Functional Genomics


Published on 23 May 2017

​Team leader: Sophie Gérard-Chantalat
E-mail: chantalatat​​

The mission of the Functional Genomics Laboratory (LGF) is to characterize the mechanisms underlying complex human diseases. The etiology of multifactorial complex diseases involves, in particular, genetic factors. Whole-genome association studies have enabled identification of numerous genetic variations associated with several of those diseases. However, the variations only partially explain the observed inheritability. The missing inheritability component may be explained by disturbances of the epigenome for which the physiological medium is chromatin, which has been reported to impair the expression of genes related to the disease.

Chromatin, which results from the association between DNA and histone proteins, conditions the access of the regulatory regions of DNA to transcription factors. Numerous studies have shown that remodeling of chromatin at the level of those regions has a marked impact on the transcription program. Comparative analysis of the degree of chromatin opening, healthy subjects vs. patients, is thus an approach which may generate major information on the transcription status of genes and the mechanisms underlying their deregulation.
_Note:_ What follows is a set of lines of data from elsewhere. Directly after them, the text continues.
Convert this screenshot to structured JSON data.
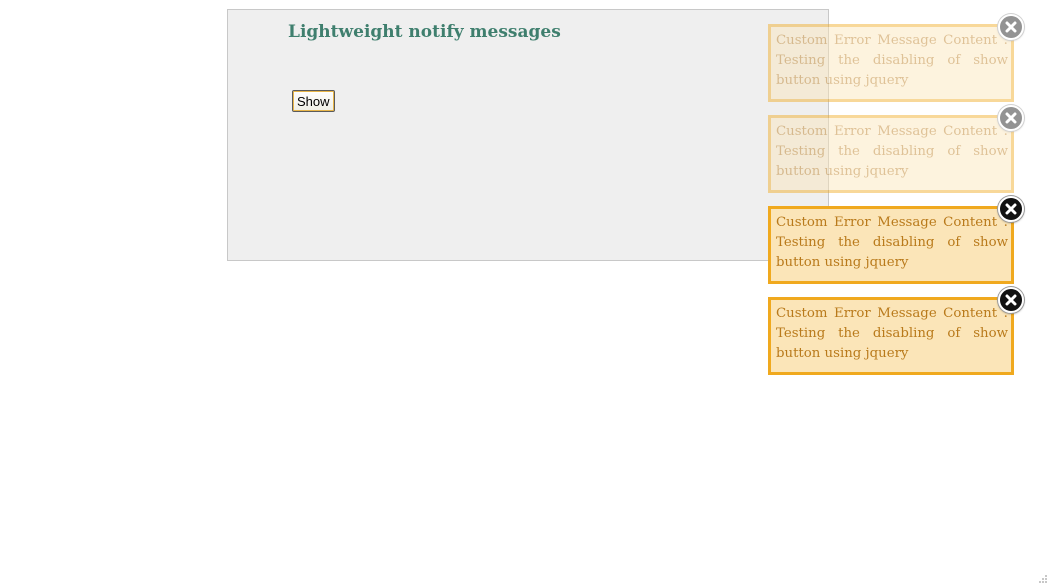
{
  "page": {
    "title": "Lightweight notify messages",
    "show_button_label": "Show"
  },
  "notifications": [
    {
      "message": "Custom Error Message Content : Testing the disabling of show button using jquery",
      "state": "fading",
      "close_icon": "close-icon"
    },
    {
      "message": "Custom Error Message Content : Testing the disabling of show button using jquery",
      "state": "fading",
      "close_icon": "close-icon"
    },
    {
      "message": "Custom Error Message Content : Testing the disabling of show button using jquery",
      "state": "active",
      "close_icon": "close-icon"
    },
    {
      "message": "Custom Error Message Content : Testing the disabling of show button using jquery",
      "state": "active",
      "close_icon": "close-icon"
    }
  ],
  "colors": {
    "panel_background": "#efefef",
    "title_color": "#3f7f6e",
    "notify_background": "#fbe5b8",
    "notify_border": "#f0a91e",
    "notify_text": "#b97a1b",
    "close_button": "#111111"
  }
}
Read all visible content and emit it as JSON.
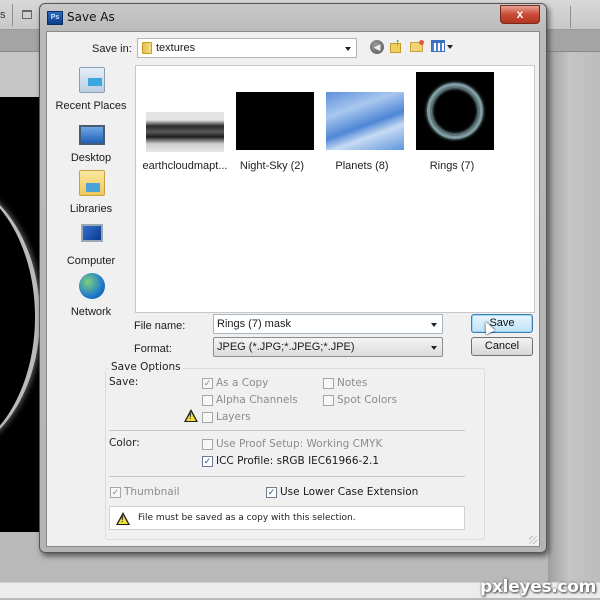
{
  "background_app": {
    "toolbar_fragment": "s",
    "watermark": "pxleyes.com"
  },
  "dialog": {
    "title": "Save As",
    "logo_text": "Ps",
    "close_label": "x",
    "save_in": {
      "label": "Save in:",
      "value": "textures"
    },
    "places": [
      {
        "label": "Recent Places",
        "icon": "recent-places-icon"
      },
      {
        "label": "Desktop",
        "icon": "desktop-icon"
      },
      {
        "label": "Libraries",
        "icon": "libraries-icon"
      },
      {
        "label": "Computer",
        "icon": "computer-icon"
      },
      {
        "label": "Network",
        "icon": "network-icon"
      }
    ],
    "files": [
      {
        "name": "earthcloudmapt..."
      },
      {
        "name": "Night-Sky (2)"
      },
      {
        "name": "Planets (8)"
      },
      {
        "name": "Rings (7)"
      }
    ],
    "file_name": {
      "label": "File name:",
      "value": "Rings (7) mask"
    },
    "format": {
      "label": "Format:",
      "value": "JPEG (*.JPG;*.JPEG;*.JPE)"
    },
    "buttons": {
      "save": "Save",
      "cancel": "Cancel"
    },
    "save_options": {
      "title": "Save Options",
      "save_label": "Save:",
      "checkboxes": {
        "as_a_copy": {
          "label": "As a Copy",
          "checked": true,
          "enabled": false
        },
        "notes": {
          "label": "Notes",
          "checked": false,
          "enabled": false
        },
        "alpha_channels": {
          "label": "Alpha Channels",
          "checked": false,
          "enabled": false
        },
        "spot_colors": {
          "label": "Spot Colors",
          "checked": false,
          "enabled": false
        },
        "layers": {
          "label": "Layers",
          "checked": false,
          "enabled": false
        }
      },
      "color_label": "Color:",
      "use_proof_setup": {
        "label": "Use Proof Setup:  Working CMYK",
        "checked": false,
        "enabled": false
      },
      "icc_profile": {
        "label": "ICC Profile:  sRGB IEC61966-2.1",
        "checked": true,
        "enabled": true
      },
      "thumbnail": {
        "label": "Thumbnail",
        "checked": true,
        "enabled": false
      },
      "lower_case_ext": {
        "label": "Use Lower Case Extension",
        "checked": true,
        "enabled": true
      },
      "warning_message": "File must be saved as a copy with this selection."
    }
  }
}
The enzymes that modify chromatin may be targeted by pharmaceutical inhibitors. This constitutes a promising approach in therapeutic research.

We are currently focusing on the study of inflammatory diseases. We are conducting comparative analyses of the chromatin derived from patients and controls. We identify open chromatin sites on the genome scale by DNase-seq, which is currently the most sensitive method. We are implementing strategies to identify changes in accessibility in the regulatory regions and to define a chromatin signature associated with a given disease.
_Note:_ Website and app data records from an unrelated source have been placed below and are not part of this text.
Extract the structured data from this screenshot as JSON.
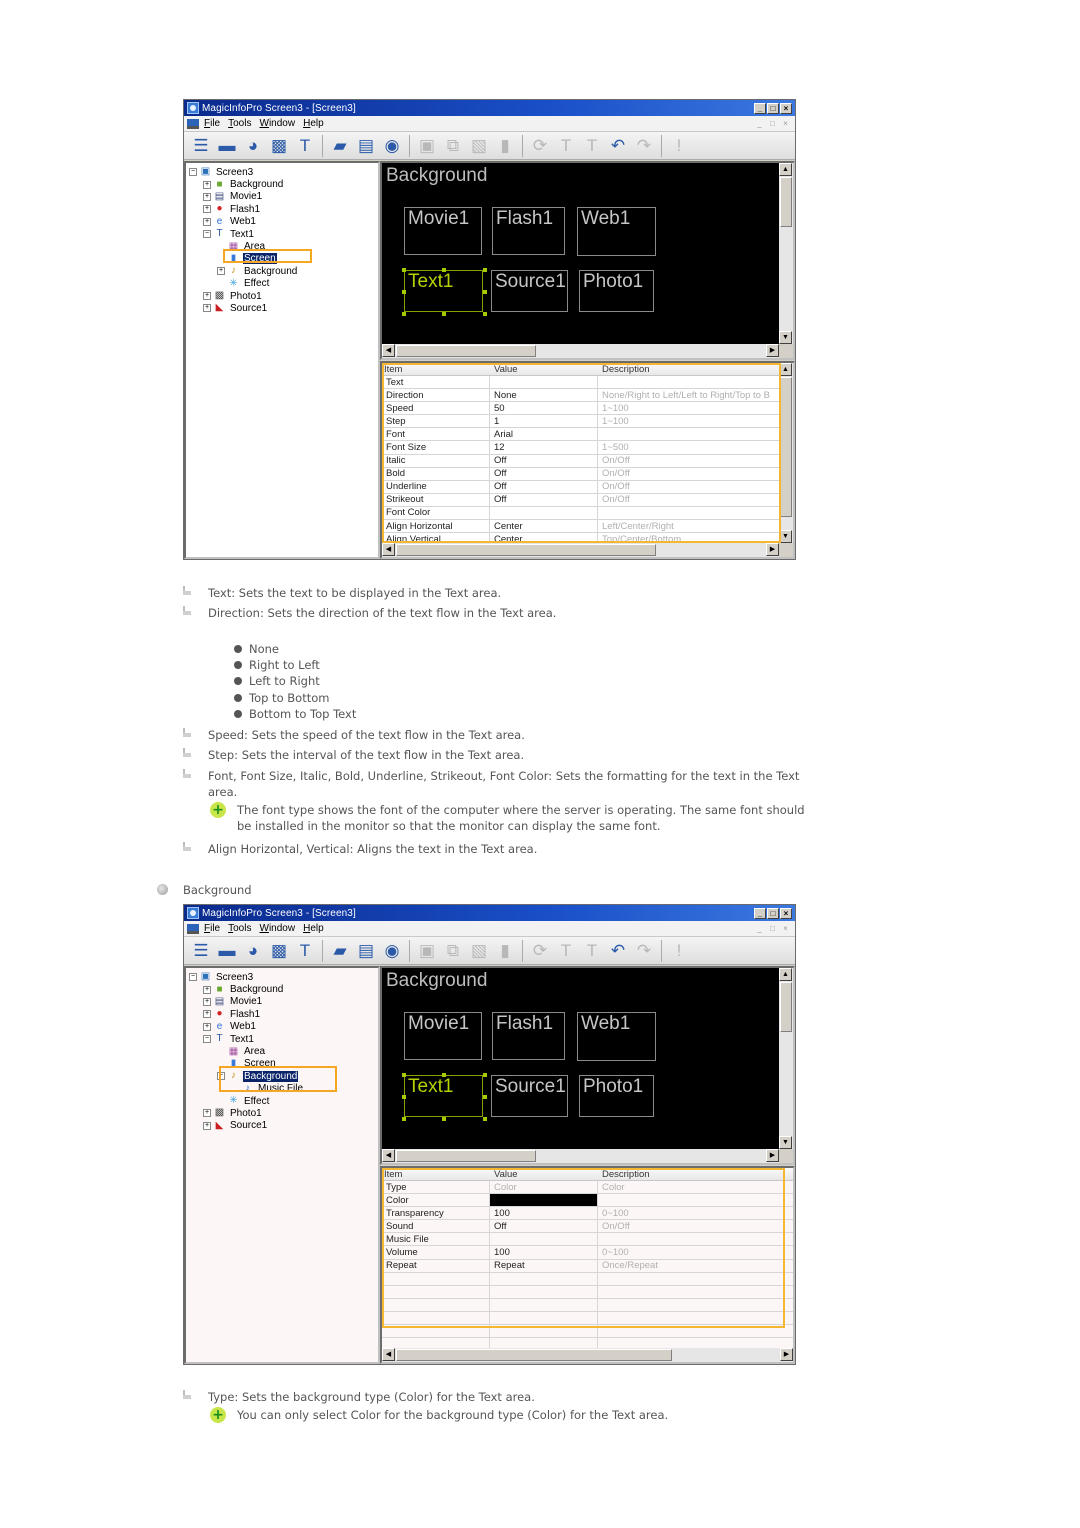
{
  "window": {
    "title": "MagicInfoPro Screen3 - [Screen3]",
    "controls": [
      "_",
      "□",
      "×"
    ],
    "menu": [
      "File",
      "Tools",
      "Window",
      "Help"
    ],
    "mdi_controls": [
      "_",
      "□",
      "×"
    ],
    "toolbar": [
      {
        "icon": "properties-icon",
        "glyph": "☰",
        "enabled": true
      },
      {
        "icon": "monitor-icon",
        "glyph": "▬",
        "enabled": true
      },
      {
        "icon": "timer-icon",
        "glyph": "◕",
        "enabled": true
      },
      {
        "icon": "screen-settings-icon",
        "glyph": "▩",
        "enabled": true
      },
      {
        "icon": "text-icon",
        "glyph": "T",
        "enabled": true
      },
      {
        "sep": true
      },
      {
        "icon": "open-folder-icon",
        "glyph": "▰",
        "enabled": true
      },
      {
        "icon": "save-icon",
        "glyph": "▤",
        "enabled": true
      },
      {
        "icon": "preview-eye-icon",
        "glyph": "◉",
        "enabled": true
      },
      {
        "sep": true
      },
      {
        "icon": "add-screen-icon",
        "glyph": "▣",
        "enabled": false
      },
      {
        "icon": "copy-screen-icon",
        "glyph": "⧉",
        "enabled": false
      },
      {
        "icon": "paste-icon",
        "glyph": "▧",
        "enabled": false
      },
      {
        "icon": "delete-trash-icon",
        "glyph": "▮",
        "enabled": false
      },
      {
        "sep": true
      },
      {
        "icon": "sync-icon",
        "glyph": "⟳",
        "enabled": false
      },
      {
        "icon": "text-send-icon",
        "glyph": "T",
        "enabled": false
      },
      {
        "icon": "text-lock-icon",
        "glyph": "T",
        "enabled": false
      },
      {
        "icon": "undo-icon",
        "glyph": "↶",
        "enabled": true
      },
      {
        "icon": "redo-icon",
        "glyph": "↷",
        "enabled": false
      },
      {
        "sep": true
      },
      {
        "icon": "info-icon",
        "glyph": "!",
        "enabled": false
      }
    ]
  },
  "canvas": {
    "background_label": "Background",
    "zones": [
      "Movie1",
      "Flash1",
      "Web1",
      "Text1",
      "Source1",
      "Photo1"
    ]
  },
  "grid_headers": [
    "Item",
    "Value",
    "Description"
  ],
  "screenshot1": {
    "tree": [
      {
        "label": "Screen3",
        "level": 0,
        "exp": "−",
        "icon": "screen-icon"
      },
      {
        "label": "Background",
        "level": 1,
        "exp": "+",
        "icon": "background-icon"
      },
      {
        "label": "Movie1",
        "level": 1,
        "exp": "+",
        "icon": "movie-icon"
      },
      {
        "label": "Flash1",
        "level": 1,
        "exp": "+",
        "icon": "flash-icon"
      },
      {
        "label": "Web1",
        "level": 1,
        "exp": "+",
        "icon": "web-icon"
      },
      {
        "label": "Text1",
        "level": 1,
        "exp": "−",
        "icon": "text-icon"
      },
      {
        "label": "Area",
        "level": 2,
        "exp": "",
        "icon": "area-icon"
      },
      {
        "label": "Screen",
        "level": 2,
        "exp": "",
        "icon": "screen-layer-icon",
        "selected": true
      },
      {
        "label": "Background",
        "level": 2,
        "exp": "+",
        "icon": "background-sound-icon"
      },
      {
        "label": "Effect",
        "level": 2,
        "exp": "",
        "icon": "effect-icon"
      },
      {
        "label": "Photo1",
        "level": 1,
        "exp": "+",
        "icon": "photo-icon"
      },
      {
        "label": "Source1",
        "level": 1,
        "exp": "+",
        "icon": "source-icon"
      }
    ],
    "rows": [
      [
        "Text",
        "",
        ""
      ],
      [
        "Direction",
        "None",
        "None/Right to Left/Left to Right/Top to B"
      ],
      [
        "Speed",
        "50",
        "1~100"
      ],
      [
        "Step",
        "1",
        "1~100"
      ],
      [
        "Font",
        "Arial",
        ""
      ],
      [
        "Font Size",
        "12",
        "1~500"
      ],
      [
        "Italic",
        "Off",
        "On/Off"
      ],
      [
        "Bold",
        "Off",
        "On/Off"
      ],
      [
        "Underline",
        "Off",
        "On/Off"
      ],
      [
        "Strikeout",
        "Off",
        "On/Off"
      ],
      [
        "Font Color",
        "",
        ""
      ],
      [
        "Align Horizontal",
        "Center",
        "Left/Center/Right"
      ],
      [
        "Align Vertical",
        "Center",
        "Top/Center/Bottom"
      ]
    ]
  },
  "screenshot2": {
    "tree": [
      {
        "label": "Screen3",
        "level": 0,
        "exp": "−",
        "icon": "screen-icon"
      },
      {
        "label": "Background",
        "level": 1,
        "exp": "+",
        "icon": "background-icon"
      },
      {
        "label": "Movie1",
        "level": 1,
        "exp": "+",
        "icon": "movie-icon"
      },
      {
        "label": "Flash1",
        "level": 1,
        "exp": "+",
        "icon": "flash-icon"
      },
      {
        "label": "Web1",
        "level": 1,
        "exp": "+",
        "icon": "web-icon"
      },
      {
        "label": "Text1",
        "level": 1,
        "exp": "−",
        "icon": "text-icon"
      },
      {
        "label": "Area",
        "level": 2,
        "exp": "",
        "icon": "area-icon"
      },
      {
        "label": "Screen",
        "level": 2,
        "exp": "",
        "icon": "screen-layer-icon"
      },
      {
        "label": "Background",
        "level": 2,
        "exp": "−",
        "icon": "background-sound-icon",
        "selected": true
      },
      {
        "label": "Music File",
        "level": 3,
        "exp": "",
        "icon": "music-note-icon"
      },
      {
        "label": "Effect",
        "level": 2,
        "exp": "",
        "icon": "effect-icon"
      },
      {
        "label": "Photo1",
        "level": 1,
        "exp": "+",
        "icon": "photo-icon"
      },
      {
        "label": "Source1",
        "level": 1,
        "exp": "+",
        "icon": "source-icon"
      }
    ],
    "rows": [
      [
        "Type",
        "Color",
        "Color"
      ],
      [
        "Color",
        "",
        ""
      ],
      [
        "Transparency",
        "100",
        "0~100"
      ],
      [
        "Sound",
        "Off",
        "On/Off"
      ],
      [
        "Music File",
        "",
        ""
      ],
      [
        "Volume",
        "100",
        "0~100"
      ],
      [
        "Repeat",
        "Repeat",
        "Once/Repeat"
      ],
      [
        "",
        "",
        ""
      ],
      [
        "",
        "",
        ""
      ],
      [
        "",
        "",
        ""
      ],
      [
        "",
        "",
        ""
      ],
      [
        "",
        "",
        ""
      ],
      [
        "",
        "",
        ""
      ]
    ]
  },
  "doc": {
    "text_item": "Text: Sets the text to be displayed in the Text area.",
    "direction_item": "Direction: Sets the direction of the text flow in the Text area.",
    "direction_options": [
      "None",
      "Right to Left",
      "Left to Right",
      "Top to Bottom",
      "Bottom to Top Text"
    ],
    "speed_item": "Speed: Sets the speed of the text flow in the Text area.",
    "step_item": "Step: Sets the interval of the text flow in the Text area.",
    "font_item_line1": "Font, Font Size, Italic, Bold, Underline, Strikeout, Font Color: Sets the formatting for the text in the Text",
    "font_item_line2": "area.",
    "font_note_line1": "The font type shows the font of the computer where the server is operating. The same font should",
    "font_note_line2": "be installed in the monitor so that the monitor can display the same font.",
    "align_item": "Align Horizontal, Vertical: Aligns the text in the Text area.",
    "section_background": "Background",
    "type_item": "Type: Sets the background type (Color) for the Text area.",
    "type_note": "You can only select Color for the background type (Color) for the Text area."
  },
  "colors": {
    "highlight_orange": "#f5a623",
    "selection_blue": "#0a246a",
    "active_zone_green": "#b6d200"
  }
}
A change in the openness state of chromatin in patients may impair the recruitment of transcription factors at the regulation site and induce changes in gene expression. This has led us to analyze the transcriptome of patients by RNA-seq. We then incorporate the results of the transcriptome analyses with the data on chromatin opening status with the aim of investigating for mechanisms underlying the deregulation of gene expression.
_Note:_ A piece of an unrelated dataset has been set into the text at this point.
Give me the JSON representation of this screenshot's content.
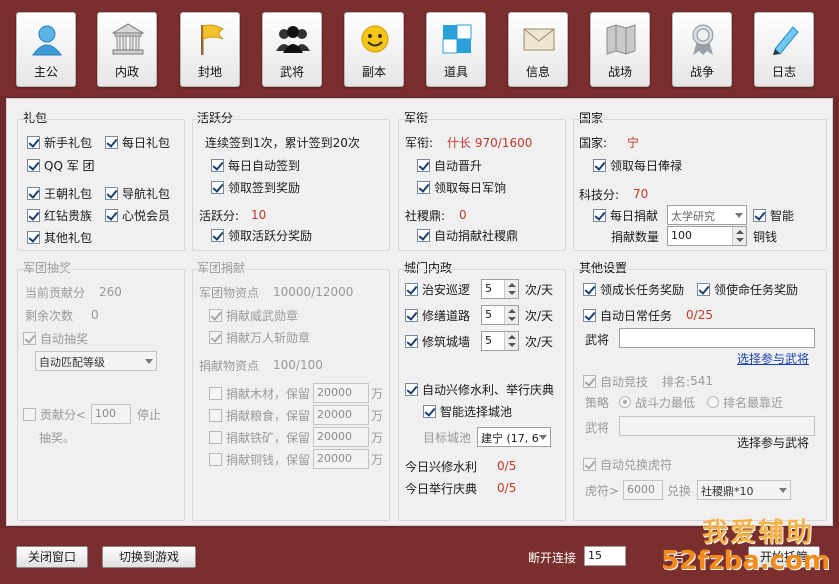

We are also investigating for connections between epigenome impairment and genotypes:  by incorporating genotyping data in our analysis, we are investigating whether genetic polymorphisms are liable to influence chromatin openness status.

Our Laboratory has acquired advanced expertise in whole-genome approaches. We master the following technologies:

  • DNase-seq,  ATAC-seq and FAIRE-seq.
  • ChIP-seq
  • Bisulfite conversion and genotyping chips 450K
  • RNA-seq (total or messenger, oriented or non-oriented)

We also master the techniques of molecular biology (cloning, vector manipulation), cell biology (immunofluorescence), biochemistry (chromatin purification, fractionation methods) and cell culturing (primary cultures and cell lines).​